(Task instructions):
Each line that holds the string "meta" counts once. Say how many such lines the entries have, giving the number only.
*** Data excerpts Section Begins ***
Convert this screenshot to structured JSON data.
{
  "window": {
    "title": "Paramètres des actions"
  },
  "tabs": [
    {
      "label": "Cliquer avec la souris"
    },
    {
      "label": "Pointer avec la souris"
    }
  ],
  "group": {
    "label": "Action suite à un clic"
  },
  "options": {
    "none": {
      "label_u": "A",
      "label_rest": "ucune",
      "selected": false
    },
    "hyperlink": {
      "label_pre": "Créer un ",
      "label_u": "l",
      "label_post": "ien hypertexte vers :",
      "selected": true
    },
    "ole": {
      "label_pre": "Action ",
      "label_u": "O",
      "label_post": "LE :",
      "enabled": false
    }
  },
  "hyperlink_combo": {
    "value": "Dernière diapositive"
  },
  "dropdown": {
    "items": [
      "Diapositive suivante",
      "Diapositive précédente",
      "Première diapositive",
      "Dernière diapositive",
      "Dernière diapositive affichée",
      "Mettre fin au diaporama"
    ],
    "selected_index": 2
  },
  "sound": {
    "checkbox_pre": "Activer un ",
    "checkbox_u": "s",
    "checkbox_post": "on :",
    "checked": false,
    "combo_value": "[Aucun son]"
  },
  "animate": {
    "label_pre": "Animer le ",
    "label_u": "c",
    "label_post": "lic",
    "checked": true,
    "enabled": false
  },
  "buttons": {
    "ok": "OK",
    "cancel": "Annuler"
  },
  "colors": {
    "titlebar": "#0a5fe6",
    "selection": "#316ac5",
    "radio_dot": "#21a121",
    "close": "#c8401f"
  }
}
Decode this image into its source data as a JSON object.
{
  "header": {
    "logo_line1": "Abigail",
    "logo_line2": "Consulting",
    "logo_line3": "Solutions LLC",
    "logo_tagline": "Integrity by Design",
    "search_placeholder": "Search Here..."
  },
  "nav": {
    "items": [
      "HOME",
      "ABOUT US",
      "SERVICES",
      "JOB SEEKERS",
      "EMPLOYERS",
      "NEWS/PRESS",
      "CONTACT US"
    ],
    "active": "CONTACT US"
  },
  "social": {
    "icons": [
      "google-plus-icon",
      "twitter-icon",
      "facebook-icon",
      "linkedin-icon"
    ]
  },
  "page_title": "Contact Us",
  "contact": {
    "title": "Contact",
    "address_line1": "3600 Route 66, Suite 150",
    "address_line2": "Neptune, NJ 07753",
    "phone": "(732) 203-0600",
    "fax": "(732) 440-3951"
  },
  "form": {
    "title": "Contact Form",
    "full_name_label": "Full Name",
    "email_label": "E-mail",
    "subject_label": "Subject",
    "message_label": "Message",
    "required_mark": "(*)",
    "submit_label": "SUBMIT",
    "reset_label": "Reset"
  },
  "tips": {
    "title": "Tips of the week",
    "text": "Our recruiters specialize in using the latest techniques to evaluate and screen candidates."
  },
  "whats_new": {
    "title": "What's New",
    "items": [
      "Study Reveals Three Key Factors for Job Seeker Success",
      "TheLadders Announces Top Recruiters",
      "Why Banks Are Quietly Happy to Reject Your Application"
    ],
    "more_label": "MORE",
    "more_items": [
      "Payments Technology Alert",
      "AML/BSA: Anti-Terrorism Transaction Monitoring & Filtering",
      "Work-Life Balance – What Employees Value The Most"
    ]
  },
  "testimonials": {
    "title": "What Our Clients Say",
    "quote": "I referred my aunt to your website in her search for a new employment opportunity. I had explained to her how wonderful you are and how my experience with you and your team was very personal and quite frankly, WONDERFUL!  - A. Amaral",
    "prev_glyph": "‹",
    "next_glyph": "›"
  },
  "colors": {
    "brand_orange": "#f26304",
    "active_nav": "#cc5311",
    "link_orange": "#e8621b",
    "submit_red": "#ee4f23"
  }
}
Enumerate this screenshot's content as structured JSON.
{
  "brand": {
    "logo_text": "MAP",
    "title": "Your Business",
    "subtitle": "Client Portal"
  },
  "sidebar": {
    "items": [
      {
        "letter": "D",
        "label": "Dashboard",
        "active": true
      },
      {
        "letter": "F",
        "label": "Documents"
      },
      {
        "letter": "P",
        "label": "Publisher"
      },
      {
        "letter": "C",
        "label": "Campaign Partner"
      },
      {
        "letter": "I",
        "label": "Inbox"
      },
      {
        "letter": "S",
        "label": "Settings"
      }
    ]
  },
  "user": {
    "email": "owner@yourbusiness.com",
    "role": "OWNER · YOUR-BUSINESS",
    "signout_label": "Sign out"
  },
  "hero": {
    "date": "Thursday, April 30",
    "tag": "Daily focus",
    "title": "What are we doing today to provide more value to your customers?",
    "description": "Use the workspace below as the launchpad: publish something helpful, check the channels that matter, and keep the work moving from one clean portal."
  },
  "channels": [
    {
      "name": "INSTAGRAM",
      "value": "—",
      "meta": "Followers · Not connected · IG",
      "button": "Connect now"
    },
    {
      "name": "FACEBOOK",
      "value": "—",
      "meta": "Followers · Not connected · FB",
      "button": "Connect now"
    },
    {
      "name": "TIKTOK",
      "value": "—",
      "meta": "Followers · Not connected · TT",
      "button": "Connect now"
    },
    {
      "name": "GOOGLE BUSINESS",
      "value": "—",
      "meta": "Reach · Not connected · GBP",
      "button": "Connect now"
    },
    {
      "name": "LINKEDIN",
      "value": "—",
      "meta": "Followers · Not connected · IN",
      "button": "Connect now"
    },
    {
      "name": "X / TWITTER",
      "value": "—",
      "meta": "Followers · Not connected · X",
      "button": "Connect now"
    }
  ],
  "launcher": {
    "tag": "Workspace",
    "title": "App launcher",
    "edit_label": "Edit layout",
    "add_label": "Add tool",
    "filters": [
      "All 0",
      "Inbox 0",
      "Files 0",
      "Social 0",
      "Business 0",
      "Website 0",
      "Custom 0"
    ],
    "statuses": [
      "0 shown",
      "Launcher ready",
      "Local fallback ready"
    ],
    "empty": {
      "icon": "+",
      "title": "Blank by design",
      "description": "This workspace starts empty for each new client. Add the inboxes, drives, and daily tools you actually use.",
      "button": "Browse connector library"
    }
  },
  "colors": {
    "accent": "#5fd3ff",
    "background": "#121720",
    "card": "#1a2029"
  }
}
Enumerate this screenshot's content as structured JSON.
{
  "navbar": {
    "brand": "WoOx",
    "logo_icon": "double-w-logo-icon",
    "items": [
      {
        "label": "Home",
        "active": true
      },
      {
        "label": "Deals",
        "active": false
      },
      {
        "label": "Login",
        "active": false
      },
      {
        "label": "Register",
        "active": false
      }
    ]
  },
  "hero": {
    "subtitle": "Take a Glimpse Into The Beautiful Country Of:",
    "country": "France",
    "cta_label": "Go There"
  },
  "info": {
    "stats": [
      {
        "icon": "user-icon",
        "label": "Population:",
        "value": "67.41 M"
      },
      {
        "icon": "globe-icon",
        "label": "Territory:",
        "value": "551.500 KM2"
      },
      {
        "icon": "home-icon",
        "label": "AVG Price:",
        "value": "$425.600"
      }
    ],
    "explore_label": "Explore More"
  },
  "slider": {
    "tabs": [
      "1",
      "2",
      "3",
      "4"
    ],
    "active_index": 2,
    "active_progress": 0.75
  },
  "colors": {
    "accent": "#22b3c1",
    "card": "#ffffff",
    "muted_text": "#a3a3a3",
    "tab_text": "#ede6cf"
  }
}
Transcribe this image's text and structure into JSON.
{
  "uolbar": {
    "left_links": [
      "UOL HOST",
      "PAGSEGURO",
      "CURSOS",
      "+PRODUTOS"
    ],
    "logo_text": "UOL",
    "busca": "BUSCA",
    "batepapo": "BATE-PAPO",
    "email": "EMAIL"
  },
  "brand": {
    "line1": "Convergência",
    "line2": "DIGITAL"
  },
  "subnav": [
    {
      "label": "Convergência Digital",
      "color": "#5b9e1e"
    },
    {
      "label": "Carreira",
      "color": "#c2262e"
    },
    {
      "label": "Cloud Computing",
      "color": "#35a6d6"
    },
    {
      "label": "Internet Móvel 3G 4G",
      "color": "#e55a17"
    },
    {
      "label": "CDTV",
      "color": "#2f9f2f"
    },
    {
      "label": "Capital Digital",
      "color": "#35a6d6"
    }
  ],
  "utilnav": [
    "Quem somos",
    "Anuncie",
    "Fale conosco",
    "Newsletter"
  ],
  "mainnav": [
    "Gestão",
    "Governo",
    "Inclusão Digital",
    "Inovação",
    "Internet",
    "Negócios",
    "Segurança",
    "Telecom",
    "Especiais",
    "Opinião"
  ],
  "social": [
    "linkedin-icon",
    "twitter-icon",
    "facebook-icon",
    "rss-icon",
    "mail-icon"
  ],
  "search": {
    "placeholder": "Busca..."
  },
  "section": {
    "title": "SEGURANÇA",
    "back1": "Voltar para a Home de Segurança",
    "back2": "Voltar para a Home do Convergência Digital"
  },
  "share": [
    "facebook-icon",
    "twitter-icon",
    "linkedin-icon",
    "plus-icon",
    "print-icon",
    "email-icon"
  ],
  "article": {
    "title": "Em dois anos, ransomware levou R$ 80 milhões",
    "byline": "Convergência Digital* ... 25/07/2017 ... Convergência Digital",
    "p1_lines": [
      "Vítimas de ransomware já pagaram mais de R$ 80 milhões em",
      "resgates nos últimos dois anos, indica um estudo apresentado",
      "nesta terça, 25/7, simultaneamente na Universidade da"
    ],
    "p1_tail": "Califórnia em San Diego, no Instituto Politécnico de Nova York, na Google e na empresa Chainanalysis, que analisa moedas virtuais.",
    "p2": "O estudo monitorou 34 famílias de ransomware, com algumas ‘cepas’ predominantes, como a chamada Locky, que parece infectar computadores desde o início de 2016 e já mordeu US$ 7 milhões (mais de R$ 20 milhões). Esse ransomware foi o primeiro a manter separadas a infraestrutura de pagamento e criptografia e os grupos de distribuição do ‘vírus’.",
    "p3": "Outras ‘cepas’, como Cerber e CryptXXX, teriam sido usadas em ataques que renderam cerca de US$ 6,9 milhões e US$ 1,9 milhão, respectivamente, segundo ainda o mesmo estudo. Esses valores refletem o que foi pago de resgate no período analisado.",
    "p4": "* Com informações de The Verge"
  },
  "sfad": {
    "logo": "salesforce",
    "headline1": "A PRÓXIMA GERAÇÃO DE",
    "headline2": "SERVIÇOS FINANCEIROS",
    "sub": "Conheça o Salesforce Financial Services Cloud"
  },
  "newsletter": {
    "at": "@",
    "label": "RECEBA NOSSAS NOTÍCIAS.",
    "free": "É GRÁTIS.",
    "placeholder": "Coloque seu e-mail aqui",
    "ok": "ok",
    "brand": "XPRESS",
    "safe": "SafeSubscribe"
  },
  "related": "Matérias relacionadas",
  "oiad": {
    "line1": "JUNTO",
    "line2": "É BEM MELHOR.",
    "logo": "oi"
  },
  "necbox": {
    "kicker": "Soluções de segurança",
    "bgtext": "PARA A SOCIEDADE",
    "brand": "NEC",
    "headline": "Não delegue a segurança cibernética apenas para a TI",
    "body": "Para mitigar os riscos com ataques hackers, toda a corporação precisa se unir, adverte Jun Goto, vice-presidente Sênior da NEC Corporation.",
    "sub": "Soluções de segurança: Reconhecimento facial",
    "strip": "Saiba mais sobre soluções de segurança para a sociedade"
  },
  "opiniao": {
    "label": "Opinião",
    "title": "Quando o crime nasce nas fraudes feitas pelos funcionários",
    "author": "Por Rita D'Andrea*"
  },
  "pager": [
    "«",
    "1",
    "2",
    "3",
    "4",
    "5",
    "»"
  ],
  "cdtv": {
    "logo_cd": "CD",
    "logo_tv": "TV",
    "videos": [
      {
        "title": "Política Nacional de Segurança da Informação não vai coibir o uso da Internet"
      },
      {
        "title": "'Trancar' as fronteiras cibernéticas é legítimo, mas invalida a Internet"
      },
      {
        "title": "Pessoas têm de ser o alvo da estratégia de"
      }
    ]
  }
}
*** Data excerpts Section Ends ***
(Exercise answer):
6